Segment Start: Material for the task
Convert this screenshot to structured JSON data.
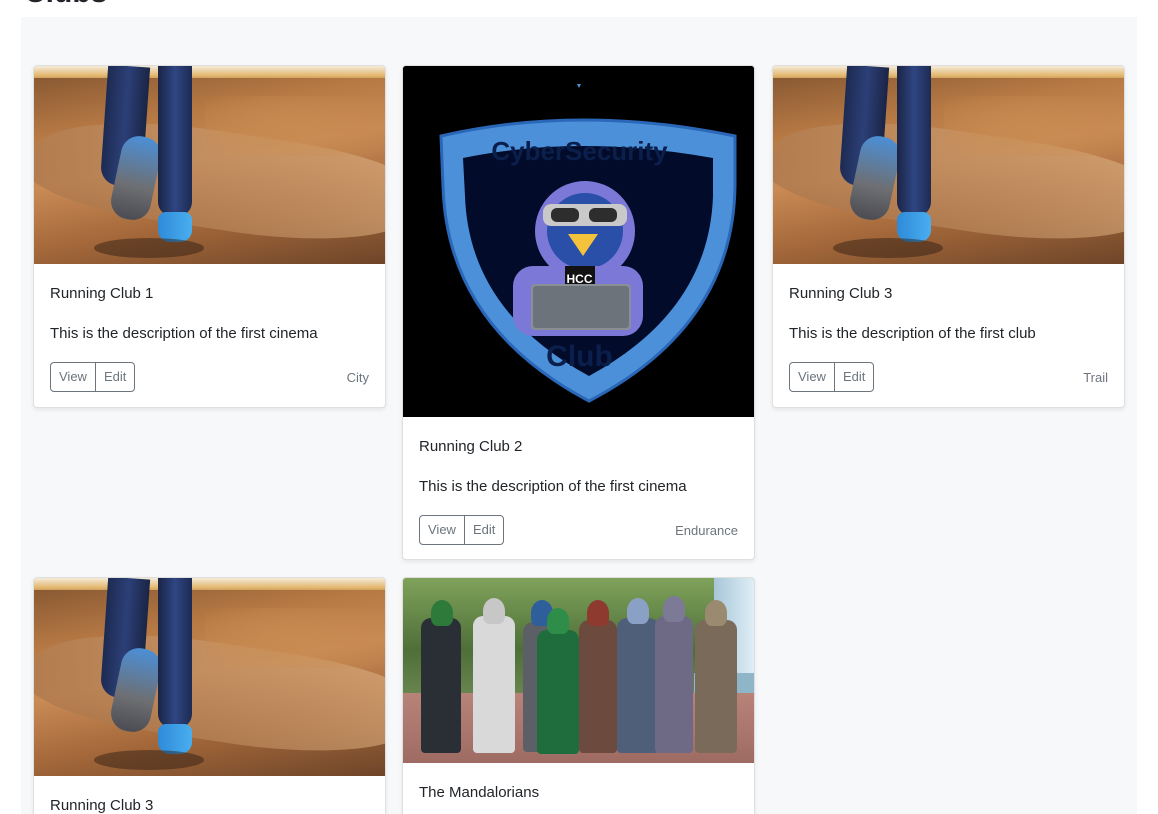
{
  "page": {
    "heading": "Clubs"
  },
  "cards": [
    {
      "title": "Running Club 1",
      "description": "This is the description of the first cinema",
      "category": "City",
      "view_label": "View",
      "edit_label": "Edit",
      "image": "running-shoes-photo"
    },
    {
      "title": "Running Club 2",
      "description": "This is the description of the first cinema",
      "category": "Endurance",
      "view_label": "View",
      "edit_label": "Edit",
      "image": "cybersecurity-club-logo"
    },
    {
      "title": "Running Club 3",
      "description": "This is the description of the first club",
      "category": "Trail",
      "view_label": "View",
      "edit_label": "Edit",
      "image": "running-shoes-photo"
    },
    {
      "title": "Running Club 3",
      "image": "running-shoes-photo"
    },
    {
      "title": "The Mandalorians",
      "image": "mandalorian-cosplay-photo"
    }
  ],
  "logo": {
    "top_text": "CyberSecurity",
    "badge_text": "HCC",
    "bottom_text": "Club"
  },
  "colors": {
    "button_border": "#6c757d",
    "album_background": "#f7f8fa",
    "logo_shield_blue": "#4c8fd6"
  }
}
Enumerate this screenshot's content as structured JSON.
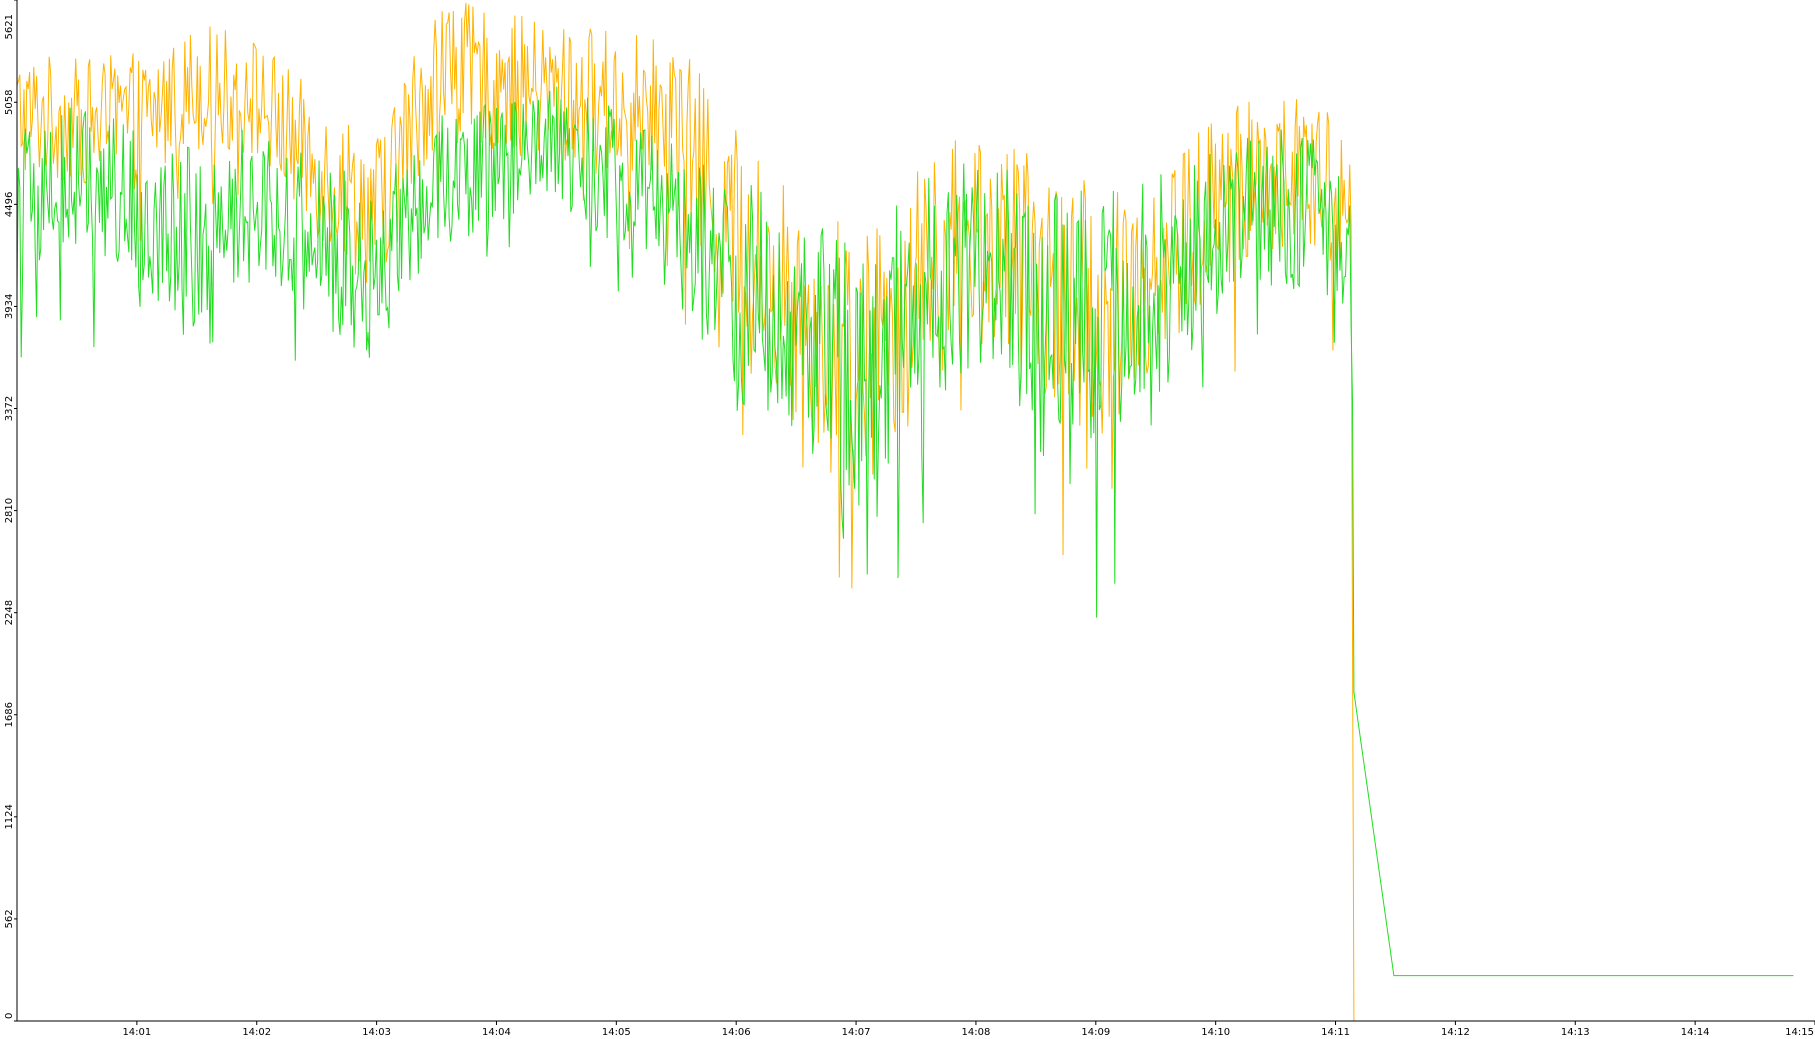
{
  "chart_data": {
    "type": "line",
    "title": "",
    "xlabel": "",
    "ylabel": "",
    "grid": false,
    "legend": "none",
    "xlim": [
      "14:00:00",
      "14:15:00"
    ],
    "ylim": [
      0,
      5621
    ],
    "y_ticks": [
      0,
      562,
      1124,
      1686,
      2248,
      2810,
      3372,
      3934,
      4496,
      5058,
      5621
    ],
    "x_ticks": [
      "14:01",
      "14:02",
      "14:03",
      "14:04",
      "14:05",
      "14:06",
      "14:07",
      "14:08",
      "14:09",
      "14:10",
      "14:11",
      "14:12",
      "14:13",
      "14:14",
      "14:15"
    ],
    "colors": {
      "axis": "#000000",
      "background": "#ffffff"
    },
    "series": [
      {
        "color": "#ffb300",
        "times": [
          "14:00:00",
          "14:00:30",
          "14:01:00",
          "14:01:30",
          "14:02:00",
          "14:02:30",
          "14:03:00",
          "14:03:30",
          "14:04:00",
          "14:04:30",
          "14:05:00",
          "14:05:30",
          "14:06:00",
          "14:06:30",
          "14:07:00",
          "14:07:30",
          "14:08:00",
          "14:08:30",
          "14:09:00",
          "14:09:30",
          "14:10:00",
          "14:10:30",
          "14:11:00",
          "14:11:08",
          "14:11:09",
          "14:15:00"
        ],
        "base": [
          5000,
          4950,
          4950,
          5150,
          5080,
          4700,
          4450,
          5250,
          5180,
          5100,
          5050,
          4950,
          4300,
          3950,
          3600,
          4050,
          4350,
          4100,
          3900,
          4150,
          4500,
          4700,
          4550,
          4400,
          0,
          0
        ],
        "amplitude": [
          350,
          350,
          380,
          350,
          350,
          400,
          450,
          400,
          380,
          400,
          420,
          450,
          650,
          650,
          750,
          650,
          600,
          650,
          700,
          650,
          500,
          450,
          450,
          350,
          0,
          0
        ]
      },
      {
        "color": "#22dd22",
        "times": [
          "14:00:00",
          "14:00:30",
          "14:01:00",
          "14:01:30",
          "14:02:00",
          "14:02:30",
          "14:03:00",
          "14:03:30",
          "14:04:00",
          "14:04:30",
          "14:05:00",
          "14:05:30",
          "14:06:00",
          "14:06:30",
          "14:07:00",
          "14:07:30",
          "14:08:00",
          "14:08:30",
          "14:09:00",
          "14:09:30",
          "14:10:00",
          "14:10:30",
          "14:11:00",
          "14:11:08",
          "14:11:09",
          "14:11:10",
          "14:15:00"
        ],
        "base": [
          4450,
          4650,
          4500,
          4300,
          4550,
          4300,
          4100,
          4650,
          4700,
          4800,
          4650,
          4400,
          4050,
          3800,
          3550,
          3950,
          4200,
          3950,
          3900,
          4050,
          4350,
          4500,
          4400,
          4300,
          2200,
          250,
          250
        ],
        "amplitude": [
          450,
          400,
          450,
          500,
          420,
          450,
          500,
          380,
          350,
          350,
          380,
          450,
          650,
          650,
          750,
          650,
          600,
          650,
          700,
          650,
          500,
          450,
          450,
          350,
          0,
          0,
          0
        ]
      }
    ]
  }
}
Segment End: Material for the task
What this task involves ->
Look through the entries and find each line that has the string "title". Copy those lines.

Problem solution ->
      "title": "Running Club 1",
      "title": "Running Club 2",
      "title": "Running Club 3",
      "title": "Running Club 3",
      "title": "The Mandalorians",
    "title": "",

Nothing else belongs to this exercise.